Work instructions » Where in the entries below does "coins" appear? Copy every line that has it.

(Items from a dataset)
Content starts

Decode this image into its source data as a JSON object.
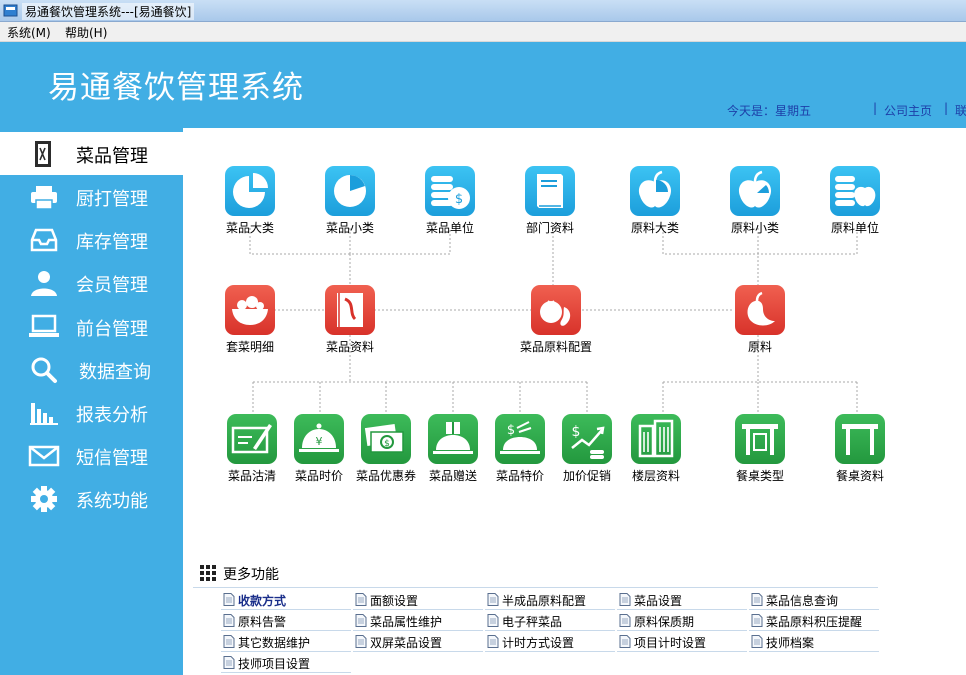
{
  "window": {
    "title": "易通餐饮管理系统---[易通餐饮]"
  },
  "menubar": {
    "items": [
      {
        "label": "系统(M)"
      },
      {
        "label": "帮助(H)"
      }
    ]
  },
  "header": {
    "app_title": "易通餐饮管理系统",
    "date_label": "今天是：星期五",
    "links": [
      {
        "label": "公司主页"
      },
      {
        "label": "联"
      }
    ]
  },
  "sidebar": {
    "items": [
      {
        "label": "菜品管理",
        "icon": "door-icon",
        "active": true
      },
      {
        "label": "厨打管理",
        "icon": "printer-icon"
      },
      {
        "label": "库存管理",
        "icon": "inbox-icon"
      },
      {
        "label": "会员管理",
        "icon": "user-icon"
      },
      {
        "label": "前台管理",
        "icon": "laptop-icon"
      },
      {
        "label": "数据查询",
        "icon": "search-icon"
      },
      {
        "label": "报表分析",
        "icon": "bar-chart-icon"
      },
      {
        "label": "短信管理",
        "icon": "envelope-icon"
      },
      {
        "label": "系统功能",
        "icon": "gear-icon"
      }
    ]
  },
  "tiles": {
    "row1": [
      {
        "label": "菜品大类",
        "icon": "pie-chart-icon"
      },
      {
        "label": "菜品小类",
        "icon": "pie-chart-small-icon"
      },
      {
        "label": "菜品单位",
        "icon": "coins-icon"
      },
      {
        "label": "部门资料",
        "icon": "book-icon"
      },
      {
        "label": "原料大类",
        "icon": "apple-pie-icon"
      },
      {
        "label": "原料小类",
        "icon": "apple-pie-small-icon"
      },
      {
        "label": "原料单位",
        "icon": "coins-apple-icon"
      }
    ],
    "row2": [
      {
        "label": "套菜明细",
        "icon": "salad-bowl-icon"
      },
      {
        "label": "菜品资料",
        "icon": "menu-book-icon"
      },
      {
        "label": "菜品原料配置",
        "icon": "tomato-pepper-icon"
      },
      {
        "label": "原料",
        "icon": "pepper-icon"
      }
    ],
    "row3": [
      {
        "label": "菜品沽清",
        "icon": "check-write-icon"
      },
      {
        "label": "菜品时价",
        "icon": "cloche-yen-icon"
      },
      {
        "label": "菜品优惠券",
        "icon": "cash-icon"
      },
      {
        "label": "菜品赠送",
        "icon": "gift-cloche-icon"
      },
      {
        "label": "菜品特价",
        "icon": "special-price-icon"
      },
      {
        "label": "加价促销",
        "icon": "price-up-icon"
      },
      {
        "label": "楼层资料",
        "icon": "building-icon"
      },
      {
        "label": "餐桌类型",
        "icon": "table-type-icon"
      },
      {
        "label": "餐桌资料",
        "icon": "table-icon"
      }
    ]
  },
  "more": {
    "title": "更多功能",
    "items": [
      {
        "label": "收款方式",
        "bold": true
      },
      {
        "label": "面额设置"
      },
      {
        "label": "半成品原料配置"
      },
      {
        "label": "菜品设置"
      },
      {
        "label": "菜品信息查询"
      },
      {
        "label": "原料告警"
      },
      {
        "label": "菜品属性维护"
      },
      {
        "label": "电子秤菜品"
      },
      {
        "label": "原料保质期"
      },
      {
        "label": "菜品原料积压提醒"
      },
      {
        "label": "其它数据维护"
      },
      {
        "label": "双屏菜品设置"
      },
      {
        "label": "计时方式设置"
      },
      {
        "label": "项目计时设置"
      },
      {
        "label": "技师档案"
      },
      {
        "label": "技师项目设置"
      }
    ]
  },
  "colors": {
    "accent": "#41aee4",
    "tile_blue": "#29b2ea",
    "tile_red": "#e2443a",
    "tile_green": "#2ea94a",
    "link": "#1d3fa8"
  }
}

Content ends
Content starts

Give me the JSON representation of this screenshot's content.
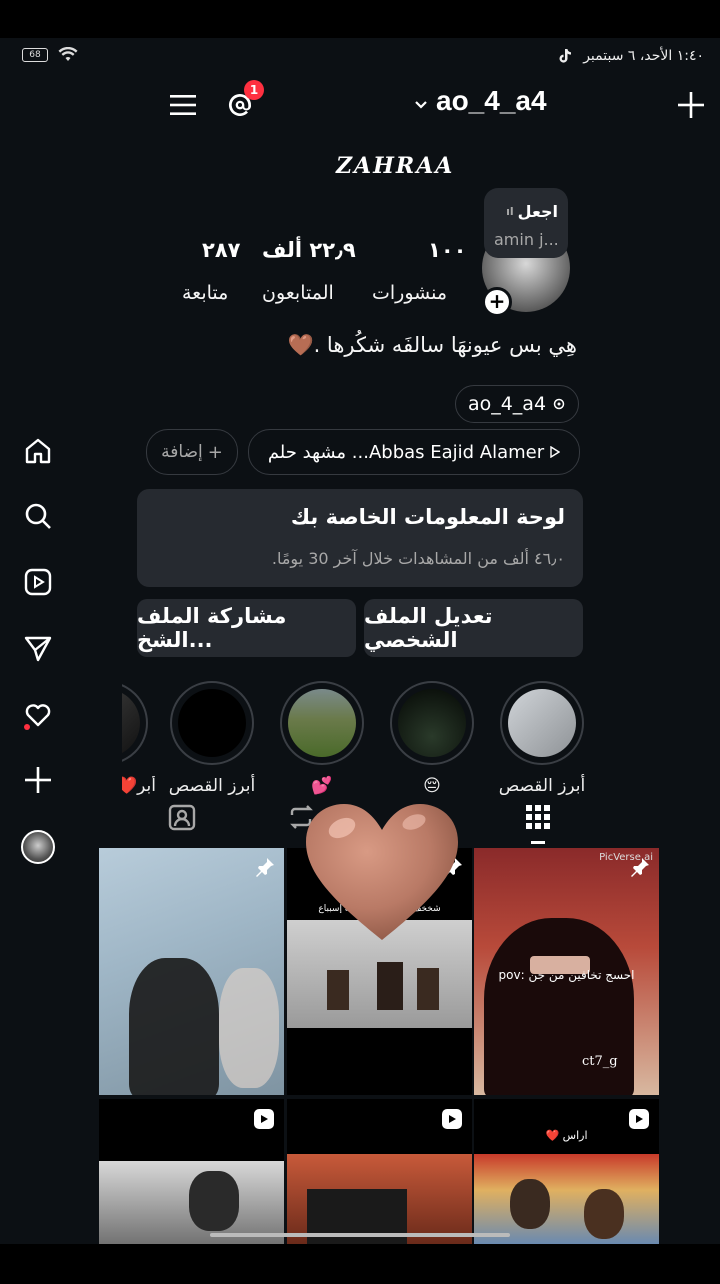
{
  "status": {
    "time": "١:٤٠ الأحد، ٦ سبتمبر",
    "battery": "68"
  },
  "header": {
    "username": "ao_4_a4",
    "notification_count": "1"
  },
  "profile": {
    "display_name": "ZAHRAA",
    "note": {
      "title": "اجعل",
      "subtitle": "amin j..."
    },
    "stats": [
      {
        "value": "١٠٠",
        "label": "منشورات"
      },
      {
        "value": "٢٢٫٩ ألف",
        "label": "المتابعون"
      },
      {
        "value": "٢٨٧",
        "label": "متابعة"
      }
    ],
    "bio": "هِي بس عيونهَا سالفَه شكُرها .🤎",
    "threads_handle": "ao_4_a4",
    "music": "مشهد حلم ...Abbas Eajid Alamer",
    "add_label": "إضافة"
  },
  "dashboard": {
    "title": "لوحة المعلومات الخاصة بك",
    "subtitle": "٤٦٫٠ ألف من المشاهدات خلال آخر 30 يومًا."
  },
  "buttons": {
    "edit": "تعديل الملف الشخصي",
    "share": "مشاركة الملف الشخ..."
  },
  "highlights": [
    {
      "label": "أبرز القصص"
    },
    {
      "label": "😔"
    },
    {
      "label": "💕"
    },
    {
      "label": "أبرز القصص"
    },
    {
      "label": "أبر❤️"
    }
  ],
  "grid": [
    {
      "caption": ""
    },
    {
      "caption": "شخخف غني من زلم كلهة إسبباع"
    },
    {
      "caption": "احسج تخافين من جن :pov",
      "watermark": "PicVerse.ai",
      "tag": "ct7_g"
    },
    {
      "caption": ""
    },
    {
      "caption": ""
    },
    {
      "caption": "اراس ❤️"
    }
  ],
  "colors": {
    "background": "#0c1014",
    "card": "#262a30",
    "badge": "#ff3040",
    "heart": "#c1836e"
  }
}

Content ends

Result of this exercise »
        "icon": "coins-icon"
        "icon": "coins-apple-icon"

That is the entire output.